Their natural call is also soft and gentle, sounding a lot like a song. They tend to chatter rather than screech, as they spend most of their time attempting to mimic sounds and basic phrases.
Another plus point for apartment dwellers is that barred parakeets don’t require a large cage. When let loose around your apartment, they may attempt to chew and bite furniture, so you’ll need to train this out of your bird, particularly if you live in a rented apartment.
Unlike their larger cousins, mini macaws only have tiny lungs, meaning they’re incapable of making too much noise.
As the name suggests, mini macaws some of the tiniest parrots and, as a result, they have small cage requirements. Though, we’d always recommend choosing the largest cage your apartment allows. Luckily, their small stature also makes them easy to care for, so they’re relatively good parrots for beginner owners. The best small macaws for apartments include:
- Hahn’s macaw
- Yellow-collared macaw
- Blue-headed macaw
- Severe macaw
While some macaws can become noisy, training and socialization from an early age will prevent unwanted behaviors, making your parrot suitable for an apartment. However, this does take a consistent approach for it to work. Don’t make the mistake of getting a large macaw, as it will undoubtedly annoy your neighbors.

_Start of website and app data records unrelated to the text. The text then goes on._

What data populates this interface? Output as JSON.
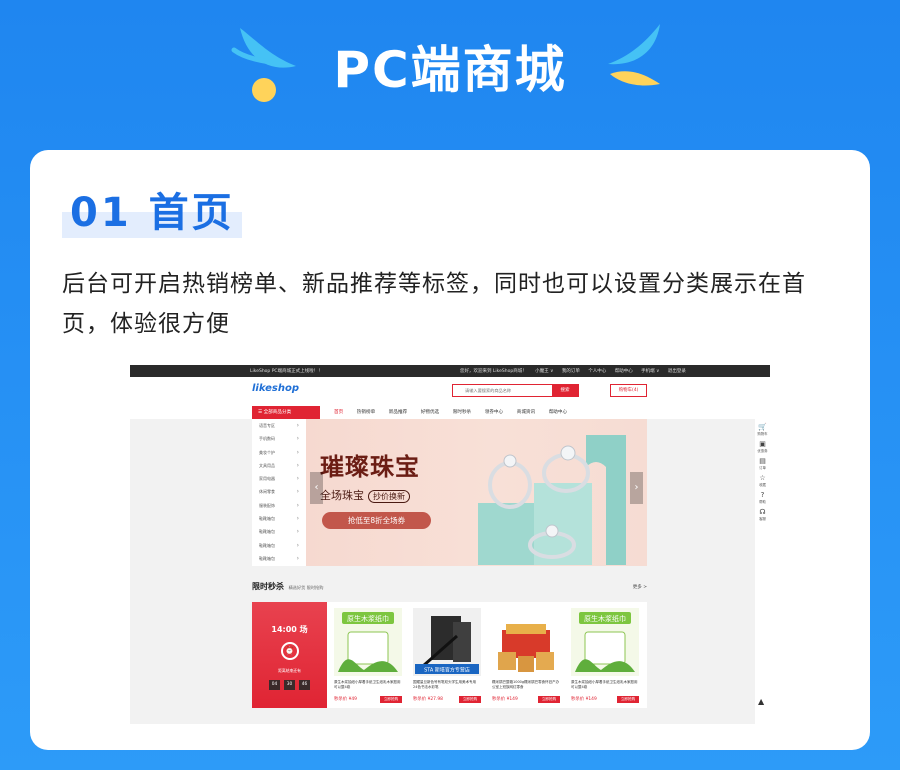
{
  "header": {
    "title": "PC端商城"
  },
  "section": {
    "title": "01 首页",
    "description": "后台可开启热销榜单、新品推荐等标签，同时也可以设置分类展示在首页，体验很方便"
  },
  "shot": {
    "topbar": {
      "notice": "LikeShop PC端商城正式上线啦！！",
      "links": [
        "您好，欢迎来到 LikeShop商城！",
        "小魔王 ∨",
        "我的订单",
        "个人中心",
        "帮助中心",
        "手机端 ∨",
        "退出登录"
      ]
    },
    "logo": "likeshop",
    "search": {
      "placeholder": "请输入要搜索的商品名称",
      "button": "搜索"
    },
    "cart_button": "购物车(4)",
    "all_categories": "全部商品分类",
    "nav": [
      "首页",
      "热销榜单",
      "新品推荐",
      "好物优选",
      "限时秒杀",
      "领券中心",
      "商城资讯",
      "帮助中心"
    ],
    "categories": [
      "语音专区",
      "手机数码",
      "美妆个护",
      "文具用品",
      "家用电器",
      "休闲零食",
      "服装配饰",
      "鞋靴箱包",
      "鞋靴箱包",
      "鞋靴箱包",
      "鞋靴箱包"
    ],
    "banner": {
      "title": "璀璨珠宝",
      "subtitle": "全场珠宝",
      "tag": "抄价换新",
      "pill": "抢低至8折全场券"
    },
    "flash_sale": {
      "title": "限时秒杀",
      "subtitle": "精选好货 限时抢购",
      "more": "更多 >",
      "time": "14:00 场",
      "ends_label": "距离结束还有",
      "countdown": [
        "04",
        "30",
        "46"
      ],
      "buy_label": "立即抢购",
      "products": [
        {
          "name": "原生木浆抽纸小厚着手纸卫生纸乳木家庭用可以整4卷",
          "price": "秒杀价 ¥49",
          "banner": "原生木浆纸巾"
        },
        {
          "name": "国耀量旦新色号有笔双头学生用美术专用 24色书法水彩笔",
          "price": "秒杀价 ¥27.98",
          "banner": "STA 斯塔官方专营店"
        },
        {
          "name": "糯米锅巴整箱1000g糯米锅巴零食怀旧产办公室上班族网红零食",
          "price": "秒杀价 ¥149",
          "banner": ""
        },
        {
          "name": "原生木浆抽纸小厚着手纸卫生纸乳木家庭用可以整4卷",
          "price": "秒杀价 ¥149",
          "banner": "原生木浆纸巾"
        }
      ]
    },
    "sidetools": [
      "购物车",
      "优惠券",
      "订单",
      "收藏",
      "帮助",
      "客服"
    ]
  }
}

Just because you live in an apartment doesn’t mean you have to miss out on owning a parrot. As long as you train and socialize your bird from the start of its life, you will be able to teach it to be quiet as not to disturb your neighbors. Just make sure you choose the right sized parrot to fit your living space.